Her sweatshirt was white and hooded. Mark picked it up and it was impossibly light. Along the back of it a branch was stuck, and as he lifted it, a scattering of sand fell off and hit the beach. On the inside was a naked footprint, pressed to the loose fabric in grass and mud. Both of the sleeves were frayed at the edges and there were wide holes worn into the breast from a pin or button. Janie’s name was written in thick black marker along the tag.
The rest of her things were next to it. Brown plaid shorts, flesh toned bra, plain white underwear. A white and yellow t-shirt. Her pink backpack was discarded next to a burst of wood violets, and its color made it seem a brilliant flower of its own. It was open, and though she’d emptied most of it in the car, there was still a thick yellow towel and a toothbrush inside.
They gathered it all and ascended the hill, scaled the cemetery fence, and walked back to the car. Janie wasn’t there.
Do we wait, Mark asked, and Rick said no, screw her.
The car doors swung open with a groan and a pop, and every one climbed in but Mark and Bruce. The two of us can look Bruce said and Mark nodded. The car started with a whine and lurched into gear. It moved slowly down the street and was gone.
The sun had broken the plane of the horizon, and the whole sky was rose colored in the dawn with orange and pink clouds stretching long and thin above them. They picked their way through the cemetery stones and went back to the mausoleum where they’d drunk the last of the wine. She wasn’t there.
I’m starting to get worried Mark said and Bruce nodded and the mausoleum had a mouth that was wide and gaping, wrought iron bars like clenched teeth. There was no sign of anything there but the dead, and it was a strange omen contrasted with the yellow rose of the new day.
They cut a wide circle through the cemetery and the songs of birds were wild in the trees above them. They called her name and their voices were swallowed and lost. Janie, they said. They moved faster and left the graveyard. They passed houses and the houses were dark with doors shut and windows drawn. Janie they said, and there was no answer. They walked along Main Street and it was empty. A police car turned a corner and came towards them, but then turned again before reaching them. If something bad happened Mark started and Bruce said nothing.

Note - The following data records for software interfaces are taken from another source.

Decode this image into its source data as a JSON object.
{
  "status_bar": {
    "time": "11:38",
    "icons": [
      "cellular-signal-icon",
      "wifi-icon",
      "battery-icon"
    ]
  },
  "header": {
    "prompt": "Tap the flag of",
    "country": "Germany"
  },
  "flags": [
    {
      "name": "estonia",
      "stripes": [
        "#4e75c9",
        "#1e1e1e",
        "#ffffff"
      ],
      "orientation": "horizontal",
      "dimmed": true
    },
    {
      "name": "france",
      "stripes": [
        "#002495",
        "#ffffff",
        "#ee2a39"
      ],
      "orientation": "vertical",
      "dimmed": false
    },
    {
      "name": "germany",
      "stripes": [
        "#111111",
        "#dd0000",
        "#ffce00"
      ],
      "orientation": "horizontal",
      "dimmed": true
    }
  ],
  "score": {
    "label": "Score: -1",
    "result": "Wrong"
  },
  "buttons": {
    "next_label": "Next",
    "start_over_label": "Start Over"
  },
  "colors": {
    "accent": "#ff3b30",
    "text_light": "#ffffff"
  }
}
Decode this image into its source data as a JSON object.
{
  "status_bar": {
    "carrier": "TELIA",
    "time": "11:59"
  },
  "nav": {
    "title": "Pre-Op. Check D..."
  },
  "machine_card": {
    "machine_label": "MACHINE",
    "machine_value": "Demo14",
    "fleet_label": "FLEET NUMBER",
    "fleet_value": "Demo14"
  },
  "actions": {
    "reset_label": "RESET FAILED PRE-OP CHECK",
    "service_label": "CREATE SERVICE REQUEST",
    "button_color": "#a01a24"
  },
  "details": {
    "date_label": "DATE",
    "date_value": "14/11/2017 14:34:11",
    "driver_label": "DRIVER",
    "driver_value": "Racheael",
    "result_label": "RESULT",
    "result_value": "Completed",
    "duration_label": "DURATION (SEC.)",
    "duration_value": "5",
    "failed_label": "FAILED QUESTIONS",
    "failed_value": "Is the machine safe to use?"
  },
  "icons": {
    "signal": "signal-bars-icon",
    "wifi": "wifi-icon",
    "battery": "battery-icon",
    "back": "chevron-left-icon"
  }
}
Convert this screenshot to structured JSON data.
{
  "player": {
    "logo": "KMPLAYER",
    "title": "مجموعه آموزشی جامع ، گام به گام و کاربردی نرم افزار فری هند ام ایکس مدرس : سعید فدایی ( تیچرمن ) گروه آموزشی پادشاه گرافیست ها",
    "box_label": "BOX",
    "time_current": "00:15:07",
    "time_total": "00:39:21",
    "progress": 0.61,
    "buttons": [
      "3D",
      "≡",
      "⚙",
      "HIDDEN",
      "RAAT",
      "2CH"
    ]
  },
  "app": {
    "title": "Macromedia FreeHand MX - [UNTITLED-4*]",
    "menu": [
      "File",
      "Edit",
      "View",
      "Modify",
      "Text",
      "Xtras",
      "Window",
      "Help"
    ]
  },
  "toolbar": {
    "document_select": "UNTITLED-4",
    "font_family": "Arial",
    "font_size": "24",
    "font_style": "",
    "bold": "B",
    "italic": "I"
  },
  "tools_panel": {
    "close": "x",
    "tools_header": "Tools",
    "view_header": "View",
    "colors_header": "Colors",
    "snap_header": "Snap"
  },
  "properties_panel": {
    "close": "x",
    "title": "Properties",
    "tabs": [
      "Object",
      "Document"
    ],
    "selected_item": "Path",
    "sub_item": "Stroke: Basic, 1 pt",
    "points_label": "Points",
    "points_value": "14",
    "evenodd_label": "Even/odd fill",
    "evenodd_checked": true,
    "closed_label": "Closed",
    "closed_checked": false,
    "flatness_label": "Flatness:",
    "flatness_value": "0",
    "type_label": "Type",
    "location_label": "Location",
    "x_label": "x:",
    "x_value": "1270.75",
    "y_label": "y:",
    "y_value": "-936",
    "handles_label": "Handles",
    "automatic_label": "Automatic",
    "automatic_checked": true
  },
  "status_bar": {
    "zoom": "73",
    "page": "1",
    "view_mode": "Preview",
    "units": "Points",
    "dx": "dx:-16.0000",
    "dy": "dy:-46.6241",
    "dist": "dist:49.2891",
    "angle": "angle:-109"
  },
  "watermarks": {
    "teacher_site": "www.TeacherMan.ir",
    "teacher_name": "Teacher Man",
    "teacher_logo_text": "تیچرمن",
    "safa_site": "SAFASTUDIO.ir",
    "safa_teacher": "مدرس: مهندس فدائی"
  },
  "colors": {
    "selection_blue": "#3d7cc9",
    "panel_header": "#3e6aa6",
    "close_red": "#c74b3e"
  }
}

They followed Main Street back towards the house. It was a long walk and the sun hit the windows of the houses beside them and the whole world was brilliant. Janie they said, now half hearted. Main Street curved to the south just before it descended a steep hill into downtown, and there on the north side of the street was a wide park with a playground, and they saw her.
She was laid out on her back in the grass next to a park bench. Jesus Mark said.
When they got close she turned her head to them and rose. In the reflected light of the sun they could not see her suddenly, and they were blind. She went to them and spoke:
When I was little my father took me to a marina. It was Lake Michigan and all I remember was the smell of dead fish and gasoline and beer and the smoke from his cigar. We walked down a long dock toward the big boats and I don’t remember why we were there, but we came to the edge of the dock and I stood there and all before me was the lake. It was grey and it stretched out over the horizon and I imagined that it was all that there was. There was nothing but me and the water and it went on forever. We stood there for a long time and when we went back there was a fisherman with an enormous fish on a hook. The fish had sharp teeth and its eyes were empty and my father wanted me to touch it but I wouldn’t. He was passionate about nothing, but he insisted that I touch it and when I refused, he took my hand up with force and I felt its belly. The scales were cold and the skin gave in to my touch. I looked at my father and the fisherman and they were smiling and all I could think of were fish teeth and dead eyes.
When the end of all things comes it will come with little fanfare, and we will only know it with our final breath. We will be hung from the iron rafters of office buildings. We will pass without imprint. We will be sated in salary and bankroll and we will force our heads back on our pillows and curse the day and we will reminisce. We will remember walking five miles at four in the morning to make love in the dirt, and we will remember the people we used to be. We will remember the night breaking and we will remember teeth and skin. We will pray to spirits and lights on the horizon, and we will pray that we were good.